Canton Palace Theater (605 Market Ave. N.): Astronaut Nicole Stott joins the Dr. Audrey Lavin Speaking of Books Series, talking about “Back to Earth: What Life in Space Taught Me About Our Home Planet – And Our Mission to Protect It,” 6 :30 to 7:30 p.m. Tuesday. Register at starklibrary.org.
Wadsworth Public Library: Joe Lansdale, winner of 11 Bram Stoker Awards and a 2000 Edgar Award for “The Bottoms,” talks about his work, including the Hap and Leonard series (“Born for Trouble: The Further Adventures of Hap and Leonard” is the latest) in a virtual event from 7 to 9 pm Tuesday. Register at wadsworthlibrary.com.
Loganberry Books: Cleveland Heights author Paula McLain talks to Regina Brett about “When the Stars Go Dark” in a virtual event at 8:30 pm Tuesday. Go to loganberrybooks.com for the link.
Union Club (1211 Euclid Ave., Cleveland): Cleveland native and “CBS Sunday Morning” correspondent David Pogue, author of “How to Prepare for Climate Change,” appears at a reception and program beginning at 5:30 pm Wednesday. Admission is $25. Get tickets at ccwa.org.
Stow-Munroe Falls Public Library: Novelist Emilie Richards discusses “The House Guests,” about a widow trying to establish a relationship with her stepdaughter and learn more about her late husband, in a Facebook Live event from 7 to 8 pm Wednesday. Go to facebook.com/SMFPL.
Kent State University: Author and historian Roxanne Dunbar-Ortiz (“An Indigenous People’s History of the United States”) appears in a virtual event from 7 to 8 pm Wednesday.
Cuyahoga County Public Library (Parma-Powers branch, 6996 Powers Blvd.): Community and union organizer Daisy Pitkin discusses “On the Line: A Story of Class, Solidarity, And Two Women’s Epic Fight to Build a Union,” about a five-year battle to organize at an Arizona industrial laundry, 7 to 8 pm Wednesday.

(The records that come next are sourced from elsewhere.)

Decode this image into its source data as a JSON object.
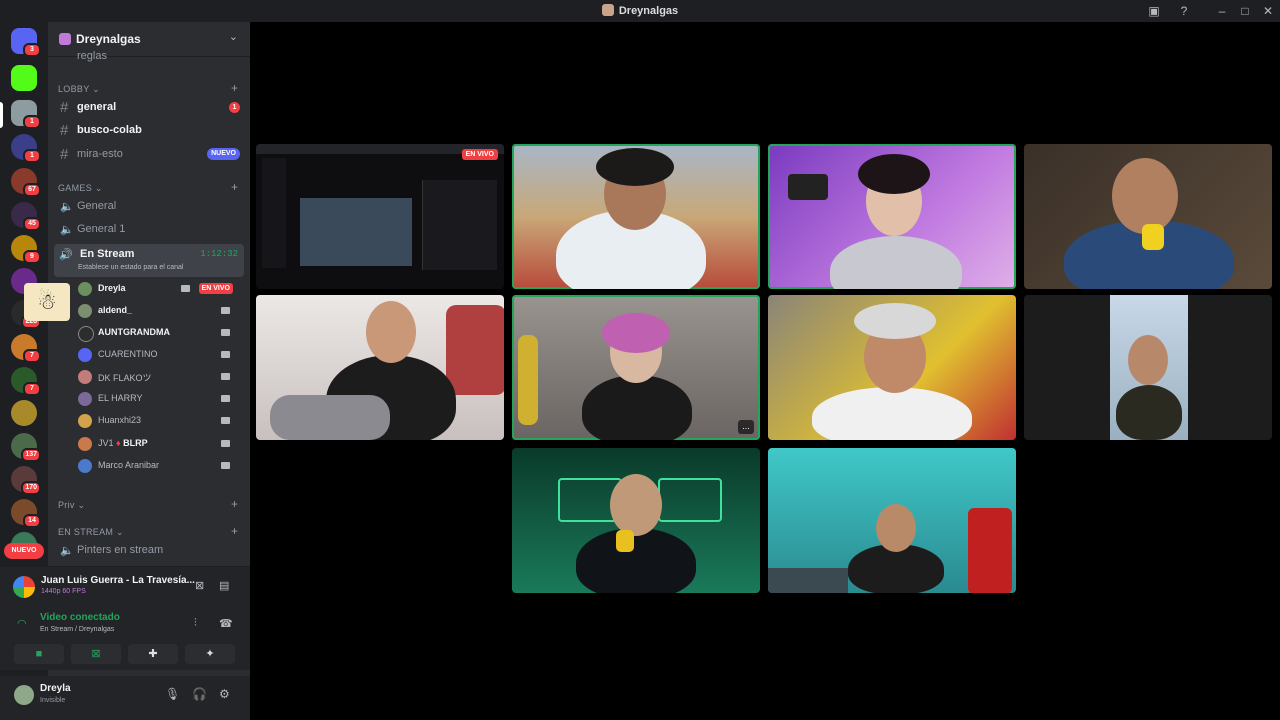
{
  "window": {
    "title": "Dreynalgas"
  },
  "guild_badges": [
    "3",
    "1",
    "1",
    "67",
    "45",
    "9",
    "7",
    "228",
    "7",
    "137",
    "170",
    "14"
  ],
  "guild_new_label": "NUEVO",
  "server": {
    "name": "Dreynalgas"
  },
  "channels": {
    "partial_top": "reglas",
    "lobby_category": "LOBBY",
    "general": {
      "label": "general",
      "unread": "1"
    },
    "busco_colab": "busco-colab",
    "mira_esto": {
      "label": "mira-esto",
      "badge": "NUEVO"
    },
    "games_category": "GAMES",
    "voice_general": "General",
    "voice_general1": "General 1",
    "active_voice": {
      "label": "En Stream",
      "timer": "1:12:32",
      "status": "Establece un estado para el canal"
    },
    "priv_category": "Priv",
    "en_stream_category": "EN STREAM",
    "pinters": "Pinters en stream"
  },
  "members": [
    {
      "name": "Dreyla",
      "live": "EN VIVO",
      "color": "#6b8f5e"
    },
    {
      "name": "aldend_",
      "color": "#7b8f6e"
    },
    {
      "name": "AUNTGRANDMA",
      "color": "#2d2d2d"
    },
    {
      "name": "CUARENTINO",
      "color": "#5865f2"
    },
    {
      "name": "DK FLAKOツ",
      "color": "#c27c7c"
    },
    {
      "name": "EL HARRY",
      "color": "#7a6a9a"
    },
    {
      "name": "Huanxhi23",
      "color": "#d4a24a"
    },
    {
      "name": "JV1",
      "tag": "BLRP",
      "color": "#c9794a"
    },
    {
      "name": "Marco Aranibar",
      "color": "#4a7ac9"
    }
  ],
  "music": {
    "title": "Juan Luis Guerra - La Travesía...",
    "quality": "1440p 60 FPS"
  },
  "voice_status": {
    "connected": "Video conectado",
    "location": "En Stream / Dreynalgas"
  },
  "user": {
    "name": "Dreyla",
    "status": "Invisible"
  },
  "stage": {
    "live_label": "EN VIVO",
    "more": "..."
  }
}
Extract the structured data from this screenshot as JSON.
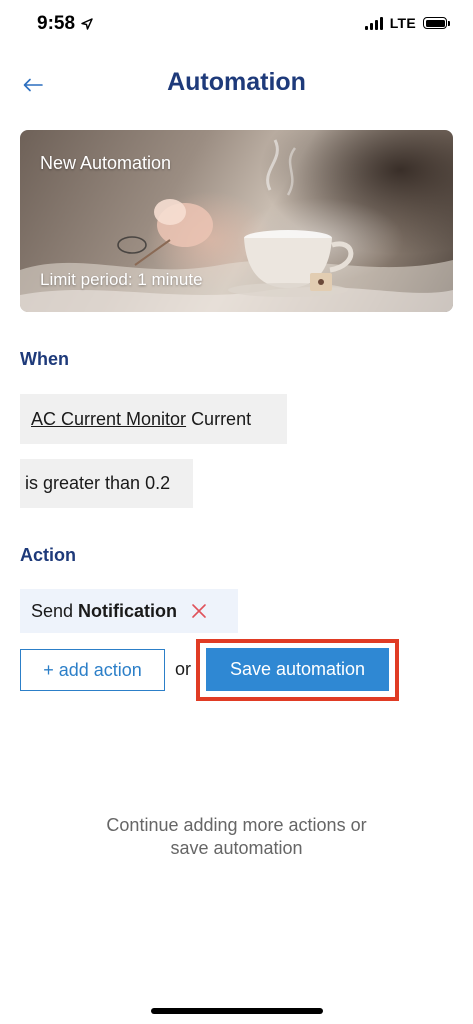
{
  "status_bar": {
    "time": "9:58",
    "network": "LTE",
    "icons": [
      "location-arrow-icon",
      "signal-icon",
      "battery-icon"
    ]
  },
  "header": {
    "title": "Automation",
    "back_icon": "arrow-left-icon"
  },
  "hero": {
    "name": "New Automation",
    "limit": "Limit period: 1 minute"
  },
  "when": {
    "heading": "When",
    "device": "AC Current Monitor",
    "attribute": "Current",
    "condition": "is greater than 0.2"
  },
  "action": {
    "heading": "Action",
    "item_prefix": "Send",
    "item_name": "Notification",
    "remove_icon": "close-icon"
  },
  "buttons": {
    "add_action": "+ add action",
    "or": "or",
    "save": "Save automation"
  },
  "hint": {
    "line1": "Continue adding more actions or",
    "line2": "save automation"
  },
  "colors": {
    "title_blue": "#1e3a7a",
    "button_blue": "#2f88d3",
    "highlight_red": "#e03b24",
    "remove_red": "#e0525a"
  }
}
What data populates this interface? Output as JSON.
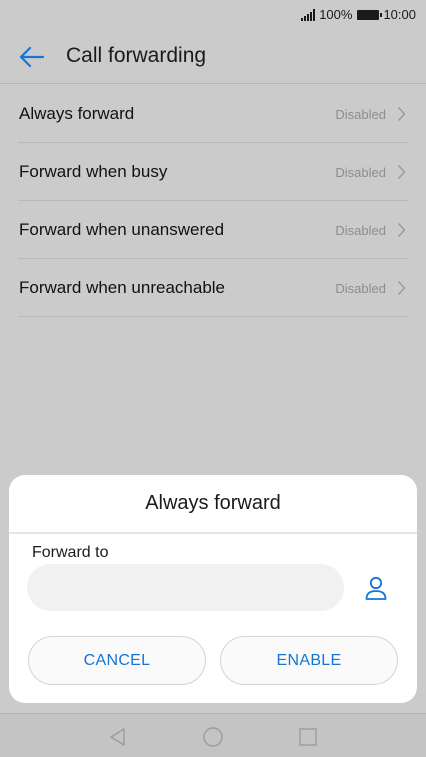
{
  "status_bar": {
    "battery": "100%",
    "time": "10:00"
  },
  "header": {
    "title": "Call forwarding"
  },
  "list": [
    {
      "label": "Always forward",
      "value": "Disabled"
    },
    {
      "label": "Forward when busy",
      "value": "Disabled"
    },
    {
      "label": "Forward when unanswered",
      "value": "Disabled"
    },
    {
      "label": "Forward when unreachable",
      "value": "Disabled"
    }
  ],
  "dialog": {
    "title": "Always forward",
    "field_label": "Forward to",
    "field_value": "",
    "cancel_label": "CANCEL",
    "enable_label": "ENABLE"
  },
  "colors": {
    "accent": "#1475d6",
    "scrim_background": "#cbcbcb",
    "dialog_background": "#ffffff"
  },
  "icons": [
    "signal-icon",
    "battery-icon",
    "back-arrow-icon",
    "chevron-right-icon",
    "contact-icon",
    "nav-back-icon",
    "nav-home-icon",
    "nav-recents-icon"
  ]
}
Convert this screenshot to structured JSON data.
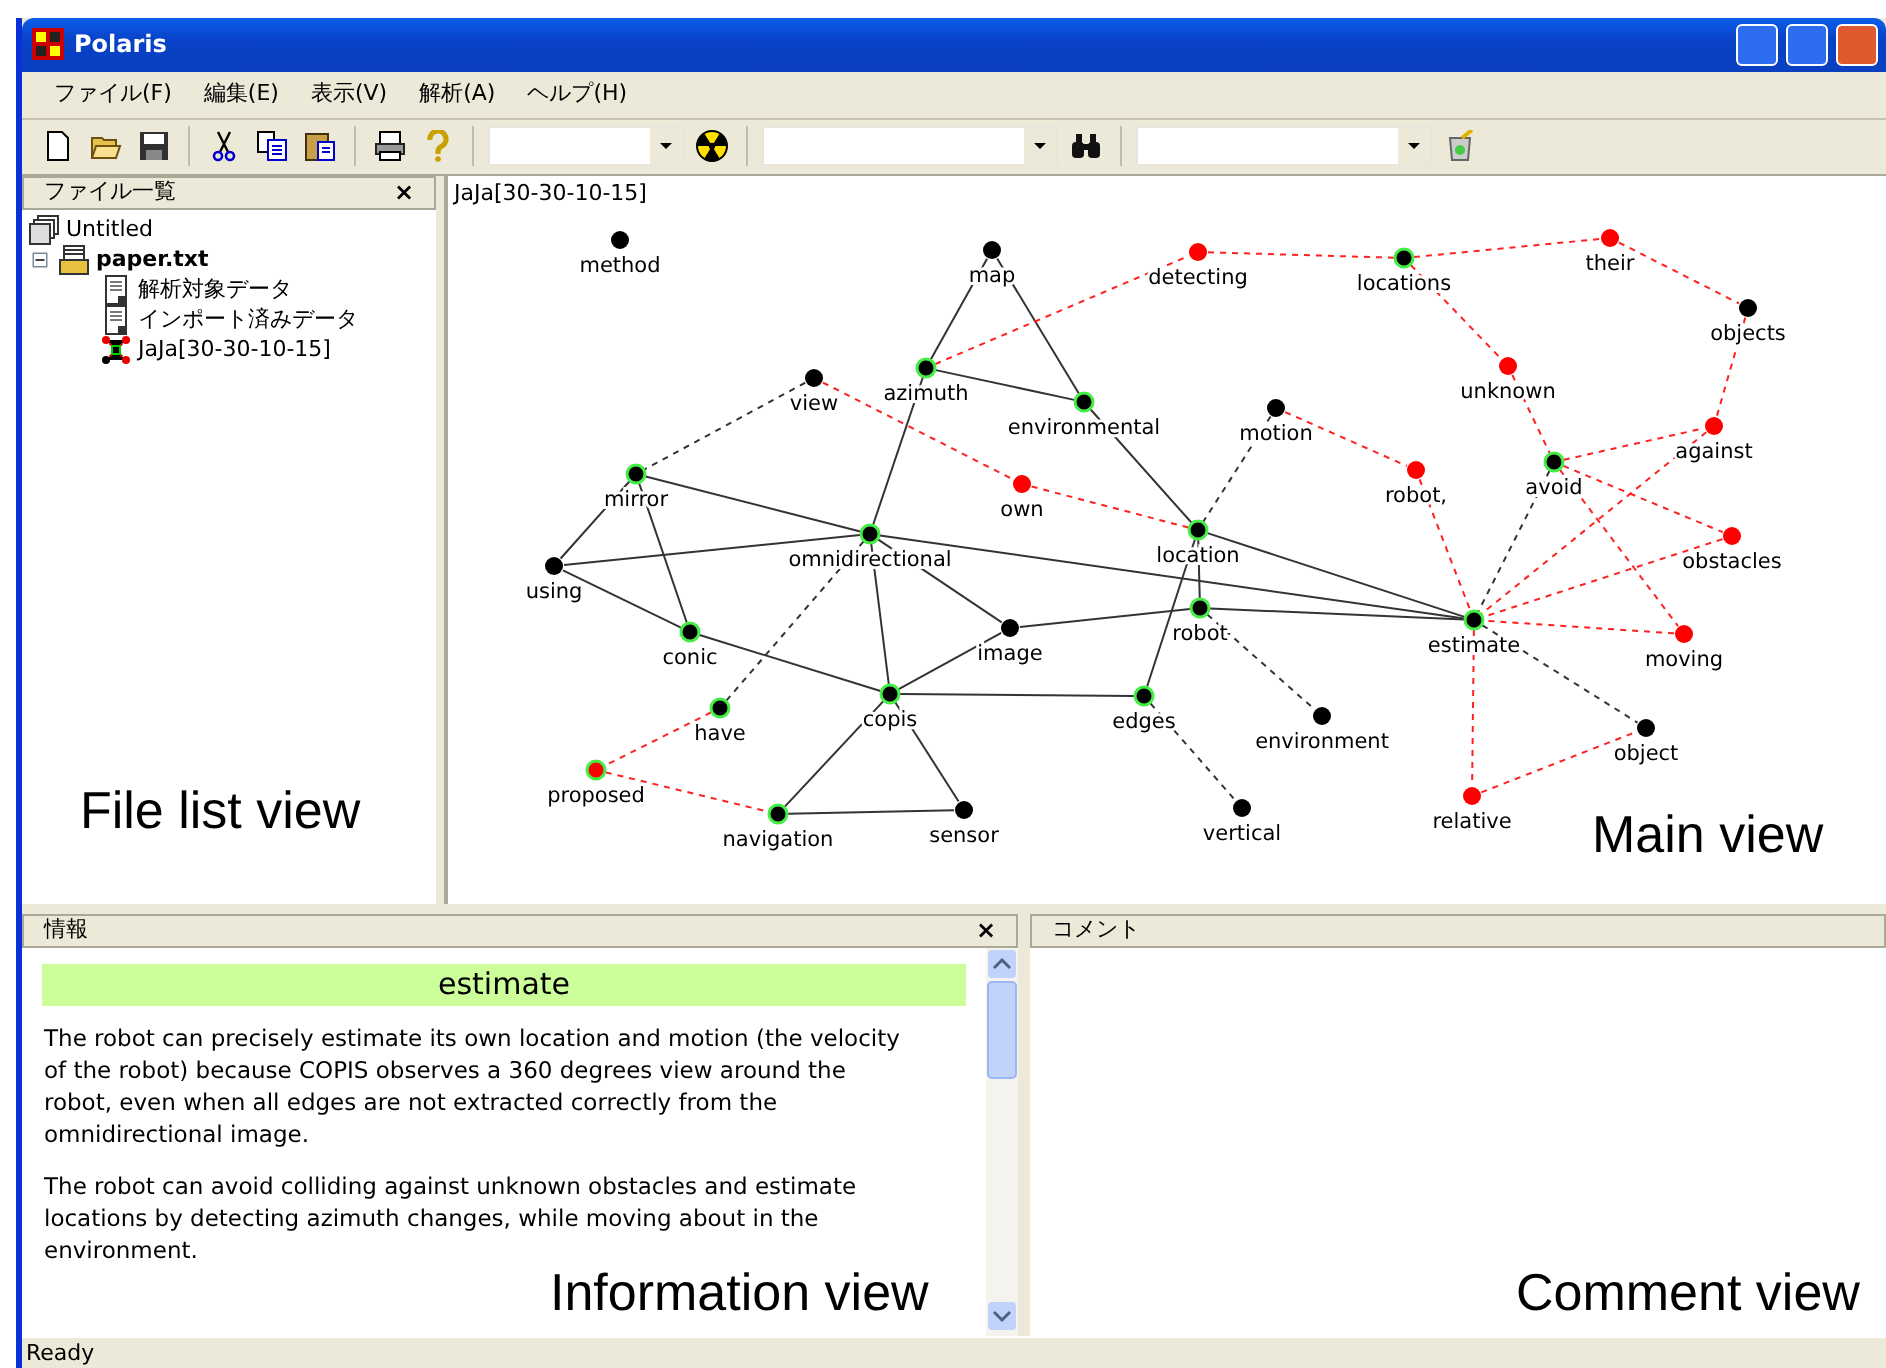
{
  "window": {
    "title": "Polaris"
  },
  "menu": [
    "ファイル(F)",
    "編集(E)",
    "表示(V)",
    "解析(A)",
    "ヘルプ(H)"
  ],
  "file_list": {
    "title": "ファイル一覧",
    "close": "×",
    "tree": [
      {
        "label": "Untitled",
        "kind": "workspace"
      },
      {
        "label": "paper.txt",
        "kind": "file",
        "expanded": true,
        "children": [
          {
            "label": "解析対象データ",
            "kind": "data"
          },
          {
            "label": "インポート済みデータ",
            "kind": "data"
          },
          {
            "label": "JaJa[30-30-10-15]",
            "kind": "graph"
          }
        ]
      }
    ]
  },
  "main_view": {
    "title": "JaJa[30-30-10-15]",
    "nodes": [
      {
        "label": "method",
        "color": "#000000",
        "highlighted": false
      },
      {
        "label": "map",
        "color": "#000000",
        "highlighted": false
      },
      {
        "label": "detecting",
        "color": "#ff0000",
        "highlighted": false
      },
      {
        "label": "locations",
        "color": "#000000",
        "highlighted": true
      },
      {
        "label": "their",
        "color": "#ff0000",
        "highlighted": false
      },
      {
        "label": "objects",
        "color": "#000000",
        "highlighted": false
      },
      {
        "label": "view",
        "color": "#000000",
        "highlighted": false
      },
      {
        "label": "azimuth",
        "color": "#000000",
        "highlighted": true
      },
      {
        "label": "unknown",
        "color": "#ff0000",
        "highlighted": false
      },
      {
        "label": "environmental",
        "color": "#000000",
        "highlighted": true
      },
      {
        "label": "motion",
        "color": "#000000",
        "highlighted": false
      },
      {
        "label": "against",
        "color": "#ff0000",
        "highlighted": false
      },
      {
        "label": "mirror",
        "color": "#000000",
        "highlighted": true
      },
      {
        "label": "own",
        "color": "#ff0000",
        "highlighted": false
      },
      {
        "label": "robot,",
        "color": "#ff0000",
        "highlighted": false
      },
      {
        "label": "avoid",
        "color": "#000000",
        "highlighted": true
      },
      {
        "label": "omnidirectional",
        "color": "#000000",
        "highlighted": true
      },
      {
        "label": "location",
        "color": "#000000",
        "highlighted": true
      },
      {
        "label": "obstacles",
        "color": "#ff0000",
        "highlighted": false
      },
      {
        "label": "using",
        "color": "#000000",
        "highlighted": false
      },
      {
        "label": "conic",
        "color": "#000000",
        "highlighted": true
      },
      {
        "label": "image",
        "color": "#000000",
        "highlighted": false
      },
      {
        "label": "robot",
        "color": "#000000",
        "highlighted": true
      },
      {
        "label": "estimate",
        "color": "#000000",
        "highlighted": true
      },
      {
        "label": "moving",
        "color": "#ff0000",
        "highlighted": false
      },
      {
        "label": "have",
        "color": "#000000",
        "highlighted": true
      },
      {
        "label": "copis",
        "color": "#000000",
        "highlighted": true
      },
      {
        "label": "edges",
        "color": "#000000",
        "highlighted": true
      },
      {
        "label": "environment",
        "color": "#000000",
        "highlighted": false
      },
      {
        "label": "object",
        "color": "#000000",
        "highlighted": false
      },
      {
        "label": "proposed",
        "color": "#ff0000",
        "highlighted": true
      },
      {
        "label": "navigation",
        "color": "#000000",
        "highlighted": true
      },
      {
        "label": "sensor",
        "color": "#000000",
        "highlighted": false
      },
      {
        "label": "vertical",
        "color": "#000000",
        "highlighted": false
      },
      {
        "label": "relative",
        "color": "#ff0000",
        "highlighted": false
      }
    ],
    "edges": [
      {
        "kind": "solid"
      },
      {
        "kind": "solid"
      },
      {
        "kind": "solid"
      },
      {
        "kind": "solid"
      },
      {
        "kind": "solid"
      },
      {
        "kind": "solid"
      },
      {
        "kind": "solid"
      },
      {
        "kind": "solid"
      },
      {
        "kind": "solid"
      },
      {
        "kind": "solid"
      },
      {
        "kind": "solid"
      },
      {
        "kind": "solid"
      },
      {
        "kind": "solid"
      },
      {
        "kind": "solid"
      },
      {
        "kind": "solid"
      },
      {
        "kind": "solid"
      },
      {
        "kind": "solid"
      },
      {
        "kind": "solid"
      },
      {
        "kind": "solid"
      },
      {
        "kind": "solid"
      },
      {
        "kind": "solid"
      },
      {
        "kind": "solid"
      },
      {
        "kind": "solid"
      },
      {
        "kind": "solid"
      },
      {
        "kind": "dashed"
      },
      {
        "kind": "dashed"
      },
      {
        "kind": "dashed"
      },
      {
        "kind": "dashed"
      },
      {
        "kind": "dashed"
      },
      {
        "kind": "dashed"
      },
      {
        "kind": "dashed"
      },
      {
        "kind": "dashed-red"
      },
      {
        "kind": "dashed-red"
      },
      {
        "kind": "dashed-red"
      },
      {
        "kind": "dashed-red"
      },
      {
        "kind": "dashed-red"
      },
      {
        "kind": "dashed-red"
      },
      {
        "kind": "dashed-red"
      },
      {
        "kind": "dashed-red"
      },
      {
        "kind": "dashed-red"
      },
      {
        "kind": "dashed-red"
      },
      {
        "kind": "dashed-red"
      },
      {
        "kind": "dashed-red"
      },
      {
        "kind": "dashed-red"
      },
      {
        "kind": "dashed-red"
      },
      {
        "kind": "dashed-red"
      },
      {
        "kind": "dashed-red"
      },
      {
        "kind": "dashed-red"
      },
      {
        "kind": "dashed-red"
      },
      {
        "kind": "dashed-red"
      },
      {
        "kind": "dashed-red"
      },
      {
        "kind": "dashed-red"
      }
    ]
  },
  "information": {
    "title": "情報",
    "close": "×",
    "heading": "estimate",
    "paragraphs": [
      "The robot can precisely estimate its own location and motion (the velocity of the robot) because COPIS observes a 360 degrees view around the robot, even when all edges are not extracted correctly from the omnidirectional image.",
      "The robot can avoid colliding against unknown obstacles and estimate locations by detecting azimuth changes, while moving about in the environment."
    ]
  },
  "comment": {
    "title": "コメント"
  },
  "status_bar": "Ready",
  "annotations": [
    {
      "text": "File list view"
    },
    {
      "text": "Main view"
    },
    {
      "text": "Information view"
    },
    {
      "text": "Comment view"
    }
  ]
}
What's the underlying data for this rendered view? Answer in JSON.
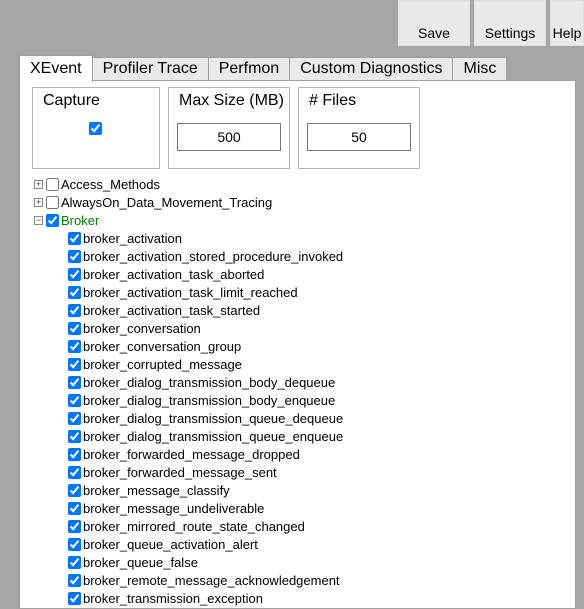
{
  "toolbar": {
    "save": "Save",
    "settings": "Settings",
    "help": "Help"
  },
  "tabs": {
    "t0": "XEvent",
    "t1": "Profiler Trace",
    "t2": "Perfmon",
    "t3": "Custom Diagnostics",
    "t4": "Misc"
  },
  "groups": {
    "capture_label": "Capture",
    "maxsize_label": "Max Size (MB)",
    "maxsize_value": "500",
    "files_label": "# Files",
    "files_value": "50"
  },
  "tree": {
    "roots": [
      {
        "label": "Access_Methods",
        "checked": false,
        "expander": "+"
      },
      {
        "label": "AlwaysOn_Data_Movement_Tracing",
        "checked": false,
        "expander": "+"
      },
      {
        "label": "Broker",
        "checked": true,
        "expander": "−",
        "green": true
      }
    ],
    "broker_children": [
      "broker_activation",
      "broker_activation_stored_procedure_invoked",
      "broker_activation_task_aborted",
      "broker_activation_task_limit_reached",
      "broker_activation_task_started",
      "broker_conversation",
      "broker_conversation_group",
      "broker_corrupted_message",
      "broker_dialog_transmission_body_dequeue",
      "broker_dialog_transmission_body_enqueue",
      "broker_dialog_transmission_queue_dequeue",
      "broker_dialog_transmission_queue_enqueue",
      "broker_forwarded_message_dropped",
      "broker_forwarded_message_sent",
      "broker_message_classify",
      "broker_message_undeliverable",
      "broker_mirrored_route_state_changed",
      "broker_queue_activation_alert",
      "broker_queue_false",
      "broker_remote_message_acknowledgement",
      "broker_transmission_exception"
    ]
  }
}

B side (2785 Euclid Heights Blvd., Cleveland Heights): Former Ohio Poet Laureate John Burroughs and poets Victor Clevenger, John Dorsey, Nicole Hennessy and Russell Vidrick read from their work from 6 to 8 pm Thursday. From 6 to 8 pm Saturday, Laura Walter signs the paperback release of “Body of Stars” and Kate Norris signs “When You and I Collide.”
Akron-Summit County Public Library (Maple Valley branch, 1187 Copley Road): In observation of National Poetry Month, Jason Blakely reads from “Collecting Ghosts: The Antique Future,” 2 to 3 pm Saturday.
Elyria Public Library (Central branch, 211 Second St.): A Non-Fiction Author Fair will be held from 10 am to 3 pm Saturday, including book discussions and a local history panel. See the schedule at elyrialibrary.org.
Email information about books of local interest, and event notices at least two weeks in advance to BeaconBookTalk@gmail.com and email@example.com. I tweet at @BarbaraMcI.